Joining Wagner and Bartolotta in introducing the bills are Sens. Ryan Aument, R-Lancaster County; John Eichelberger, R-Bliar County; and Guy Reschenthaler, R- Allegheny and Washington counties.
About five senators, including one Democrat, have shown interest in co-sponsoring the bills, said Jason High, Wagner's chief of staff.
The bills: Wagner, R-Spring Garden Township, has taken the lead, sponsoring two of the bills, including the one that addresses the gift requirements. The other senators will each sponsor a bill.
“Lobbyists have their place in the legislative process, but the influence they wield continues to grow exponentially and must be reined in," Wagner said in a news release.
The five other bills would:
- Add "representing a membership organization" to the definition of lobbyist — Wagner
- Make public a Department of State-commissioned audit of the lobbying community — Aument
- Prohibit a lobbyist from being paid to work for any political campaign. Would also forbid a lobbyist from owning, being a partner in or serving as an officer or board member of a consulting firm that receives money for work done with political campaigns — Eichelberger
- Increase the fine for violations of the lobbyist law from $2,000 to $4,000 — Reschenthaler
- Require everyone who has to file a Statement of Financial Interest to disclose immediate family members who are required to register under the Lobby Disclosure Law. Would also require registered lobbyists to disclose family members who are required to file a Statement of Financial Interest — Bartolotta
Public officials, public employees, solicitors, candidates and nominees are required to file a Statement of Financial Interest.

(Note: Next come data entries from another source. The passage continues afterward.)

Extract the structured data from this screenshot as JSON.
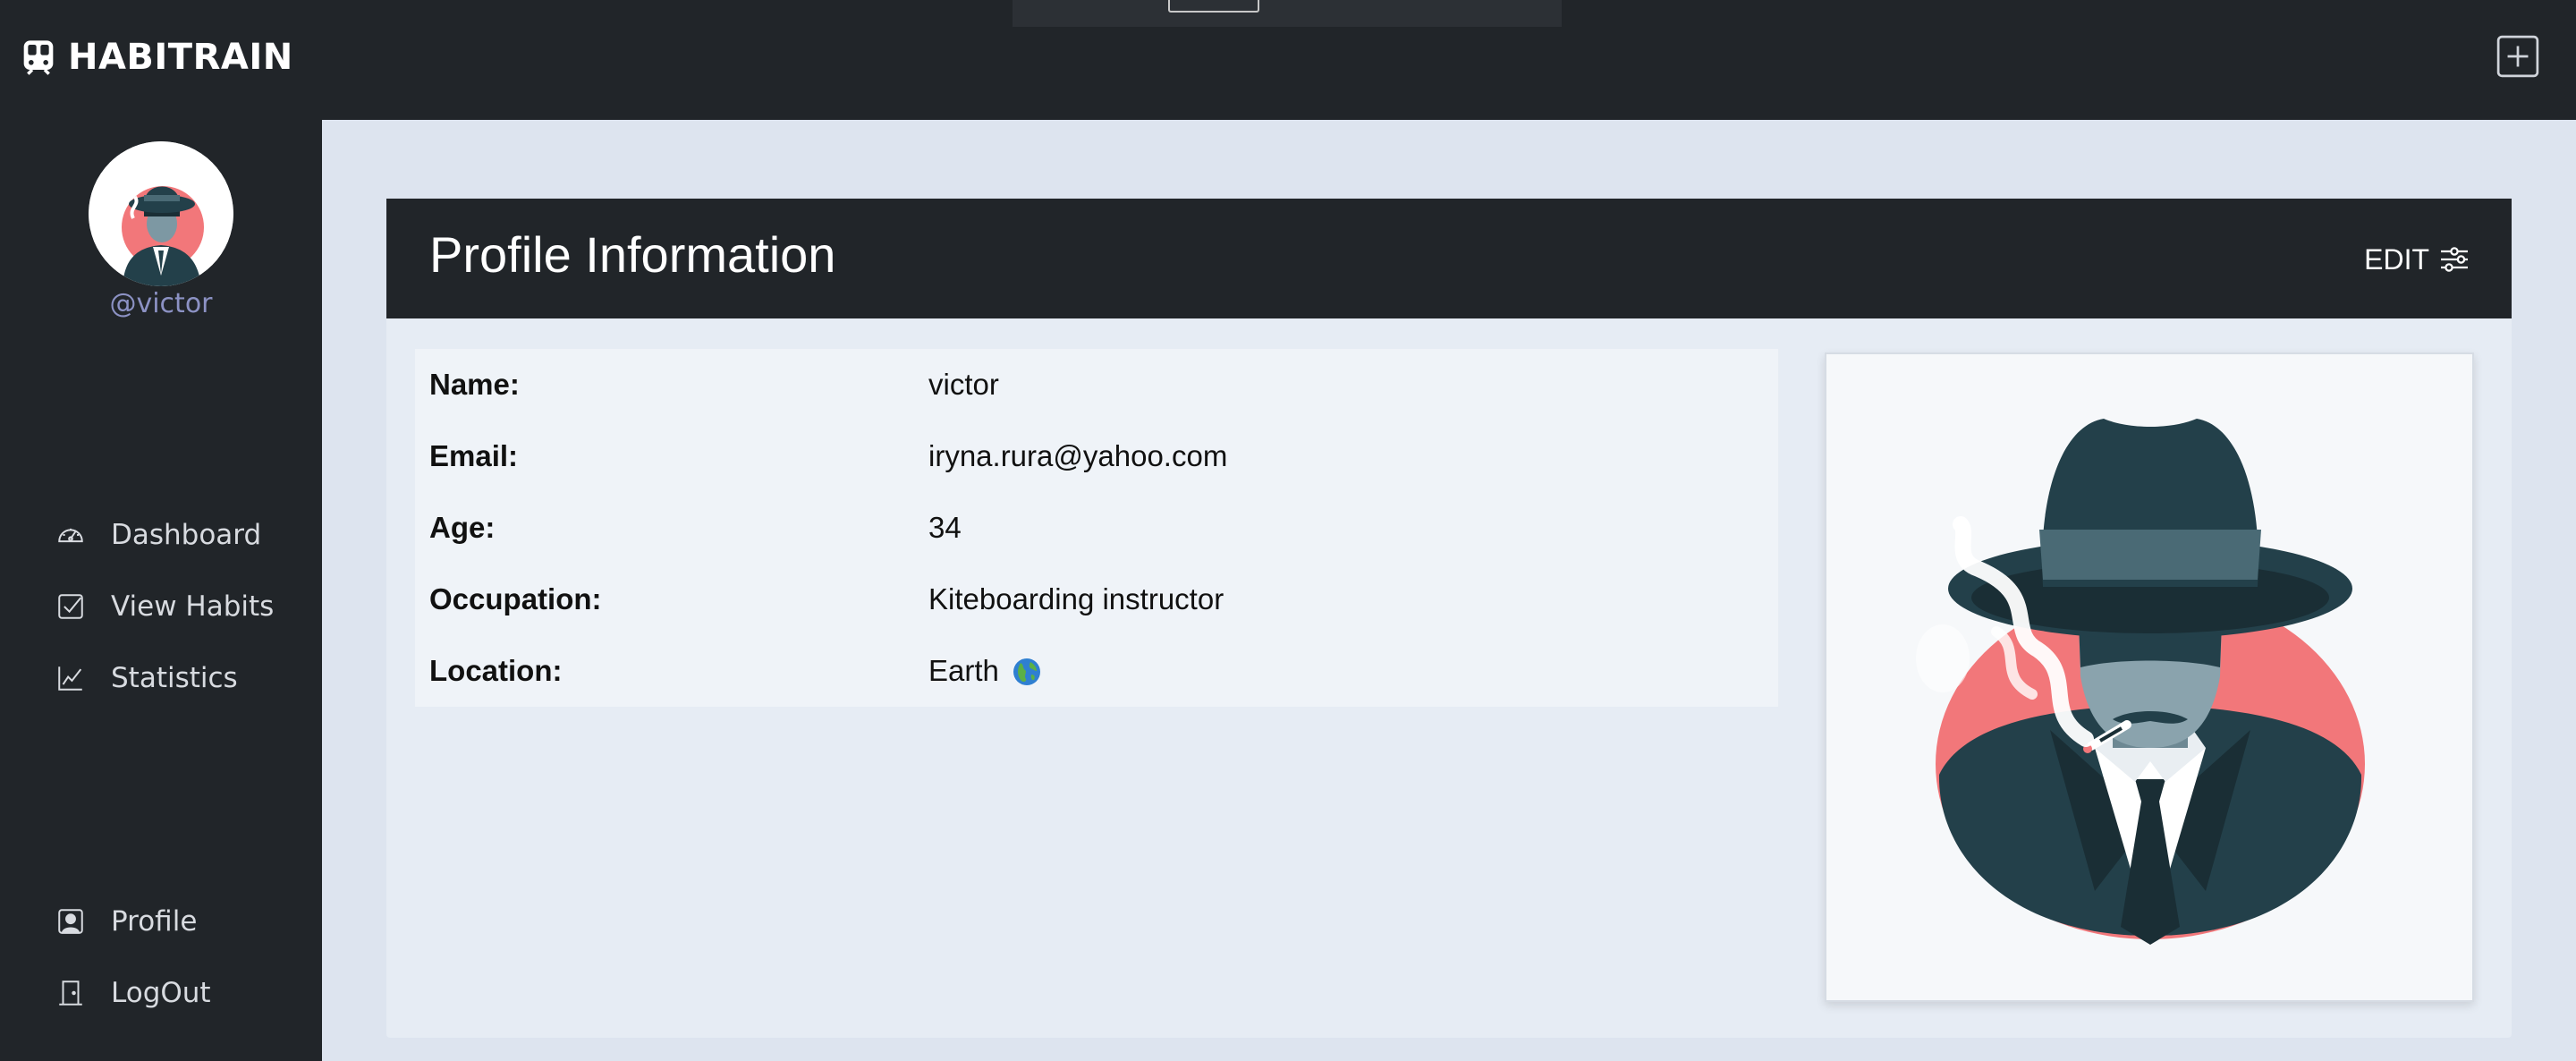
{
  "app": {
    "brand": "HABITRAIN",
    "brand_icon": "train-icon",
    "add_icon": "plus-square-icon"
  },
  "sidebar": {
    "username": "@victor",
    "items": [
      {
        "label": "Dashboard",
        "icon": "speedometer-icon"
      },
      {
        "label": "View Habits",
        "icon": "check-square-icon"
      },
      {
        "label": "Statistics",
        "icon": "graph-up-icon"
      },
      {
        "label": "Profile",
        "icon": "person-square-icon"
      },
      {
        "label": "LogOut",
        "icon": "door-icon"
      }
    ]
  },
  "profile": {
    "title": "Profile Information",
    "edit_label": "EDIT",
    "fields": [
      {
        "label": "Name:",
        "value": "victor"
      },
      {
        "label": "Email:",
        "value": "iryna.rura@yahoo.com"
      },
      {
        "label": "Age:",
        "value": "34"
      },
      {
        "label": "Occupation:",
        "value": "Kiteboarding instructor"
      },
      {
        "label": "Location:",
        "value": "Earth"
      }
    ]
  },
  "colors": {
    "navbar": "#212529",
    "background": "#dde4ef",
    "username": "#8c92c4",
    "accent_red": "#f2777a",
    "figure_dark": "#23404a"
  }
}
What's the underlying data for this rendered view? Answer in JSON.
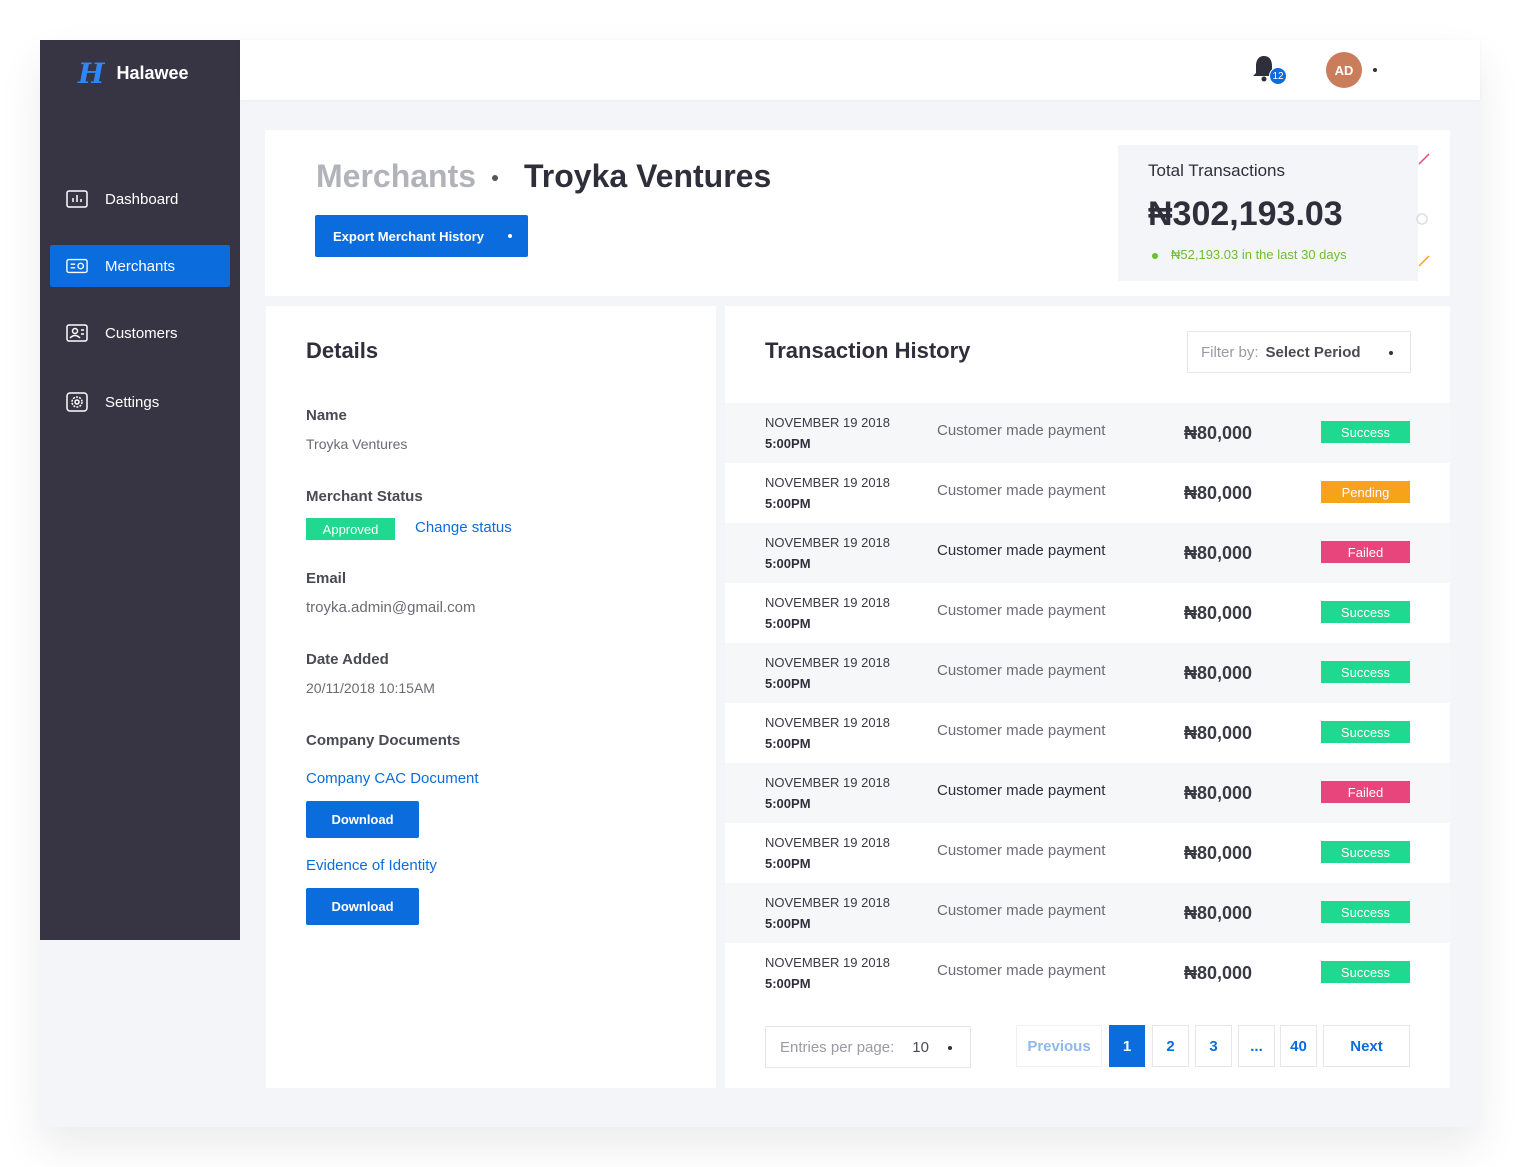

The package: While the lawmakers would like to see all the bills become law, getting a few signed by Democratic Gov. Tom Wolf would bring more transparency to the lobbying system, High said.
"Any one of these makes things better," he said. "All of this stuff makes it more transparent."
Bartolotta said one of her staffers is married to a lobbyist and they told her they don't see any problems that could stem from the bills.
"This may be the freshman senator in me, but I can't imagine anyone having a problem with it," she said.
— Reach Greg Gross at email@example.com.